_Work task_
Repeat, word for word, all the data that follows, and exclude the pictures.

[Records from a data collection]

[Start of Attachment]

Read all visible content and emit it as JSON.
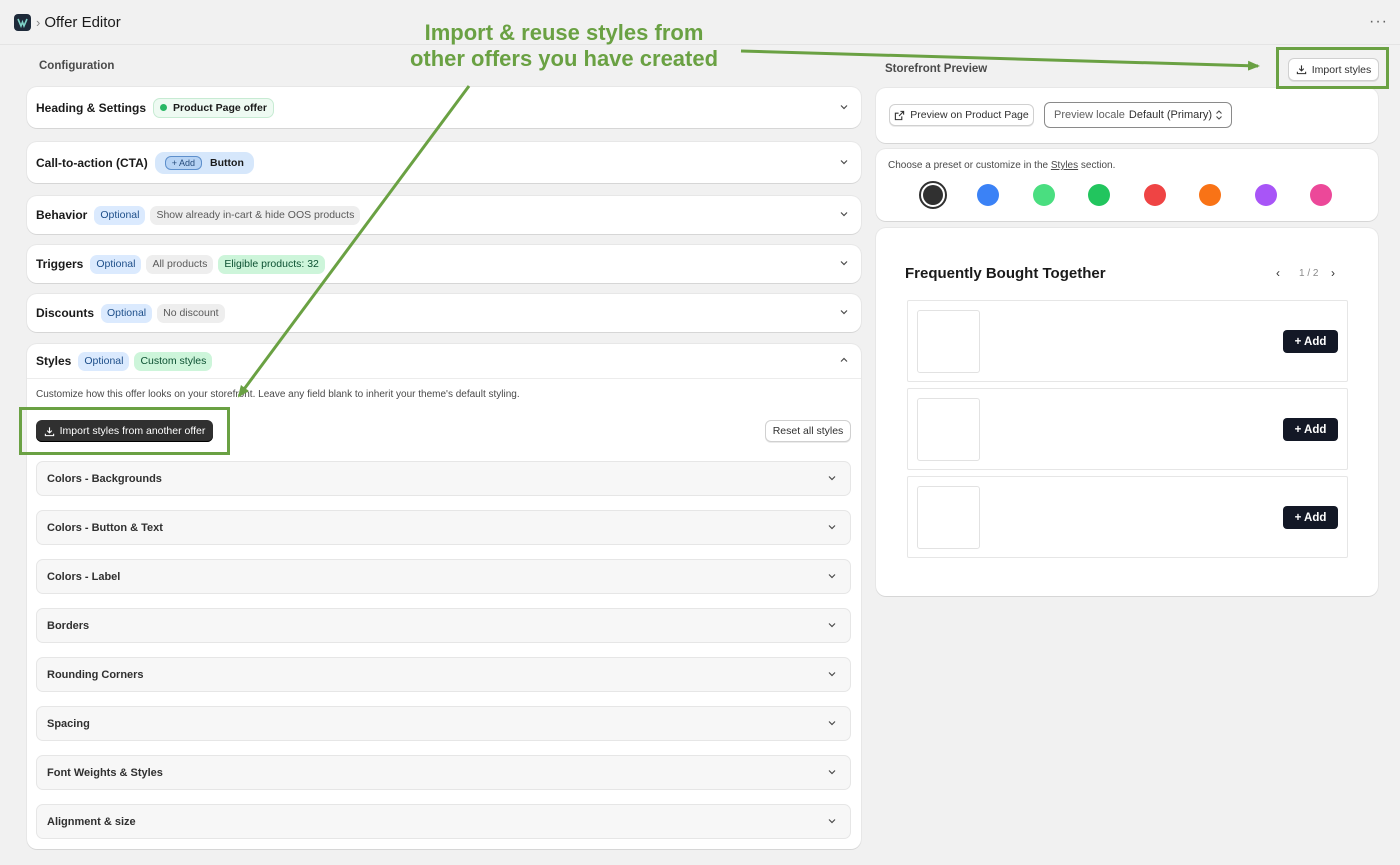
{
  "header": {
    "title": "Offer Editor",
    "separator": "›",
    "more": "···"
  },
  "annotation": {
    "line1": "Import & reuse styles from",
    "line2": "other offers you have created"
  },
  "config": {
    "title": "Configuration",
    "sections": {
      "heading": {
        "label": "Heading & Settings",
        "badge": "Product Page offer"
      },
      "cta": {
        "label": "Call-to-action (CTA)",
        "mini": "+ Add",
        "badge": "Button"
      },
      "behavior": {
        "label": "Behavior",
        "optional": "Optional",
        "detail": "Show already in-cart & hide OOS products"
      },
      "triggers": {
        "label": "Triggers",
        "optional": "Optional",
        "detail": "All products",
        "eligible": "Eligible products: 32"
      },
      "discounts": {
        "label": "Discounts",
        "optional": "Optional",
        "detail": "No discount"
      },
      "styles": {
        "label": "Styles",
        "optional": "Optional",
        "custom": "Custom styles",
        "description": "Customize how this offer looks on your storefront. Leave any field blank to inherit your theme's default styling.",
        "import_button": "Import styles from another offer",
        "reset_button": "Reset all styles",
        "subsections": [
          "Colors - Backgrounds",
          "Colors - Button & Text",
          "Colors - Label",
          "Borders",
          "Rounding Corners",
          "Spacing",
          "Font Weights & Styles",
          "Alignment & size"
        ]
      }
    }
  },
  "preview": {
    "title": "Storefront Preview",
    "import_button": "Import styles",
    "product_page_button": "Preview on Product Page",
    "locale_label": "Preview locale",
    "locale_value": "Default (Primary)",
    "preset_text_before": "Choose a preset or customize in the ",
    "preset_link": "Styles",
    "preset_text_after": " section.",
    "swatches": [
      "#303030",
      "#3b82f6",
      "#4ade80",
      "#22c55e",
      "#ef4444",
      "#f97316",
      "#a855f7",
      "#ec4899"
    ],
    "widget": {
      "title": "Frequently Bought Together",
      "page": "1 / 2",
      "add_label": "+ Add"
    }
  },
  "colors": {
    "annotation": "#6aa143",
    "primary_button": "#303030"
  }
}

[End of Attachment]

_Answer area_
Read all visible content and emit it as JSON.
{
  "header": {
    "title": "Offer Editor",
    "separator": "›",
    "more": "···"
  },
  "annotation": {
    "line1": "Import & reuse styles from",
    "line2": "other offers you have created"
  },
  "config": {
    "title": "Configuration",
    "sections": {
      "heading": {
        "label": "Heading & Settings",
        "badge": "Product Page offer"
      },
      "cta": {
        "label": "Call-to-action (CTA)",
        "mini": "+ Add",
        "badge": "Button"
      },
      "behavior": {
        "label": "Behavior",
        "optional": "Optional",
        "detail": "Show already in-cart & hide OOS products"
      },
      "triggers": {
        "label": "Triggers",
        "optional": "Optional",
        "detail": "All products",
        "eligible": "Eligible products: 32"
      },
      "discounts": {
        "label": "Discounts",
        "optional": "Optional",
        "detail": "No discount"
      },
      "styles": {
        "label": "Styles",
        "optional": "Optional",
        "custom": "Custom styles",
        "description": "Customize how this offer looks on your storefront. Leave any field blank to inherit your theme's default styling.",
        "import_button": "Import styles from another offer",
        "reset_button": "Reset all styles",
        "subsections": [
          "Colors - Backgrounds",
          "Colors - Button & Text",
          "Colors - Label",
          "Borders",
          "Rounding Corners",
          "Spacing",
          "Font Weights & Styles",
          "Alignment & size"
        ]
      }
    }
  },
  "preview": {
    "title": "Storefront Preview",
    "import_button": "Import styles",
    "product_page_button": "Preview on Product Page",
    "locale_label": "Preview locale",
    "locale_value": "Default (Primary)",
    "preset_text_before": "Choose a preset or customize in the ",
    "preset_link": "Styles",
    "preset_text_after": " section.",
    "swatches": [
      "#303030",
      "#3b82f6",
      "#4ade80",
      "#22c55e",
      "#ef4444",
      "#f97316",
      "#a855f7",
      "#ec4899"
    ],
    "widget": {
      "title": "Frequently Bought Together",
      "page": "1 / 2",
      "add_label": "+ Add"
    }
  },
  "colors": {
    "annotation": "#6aa143",
    "primary_button": "#303030"
  }
}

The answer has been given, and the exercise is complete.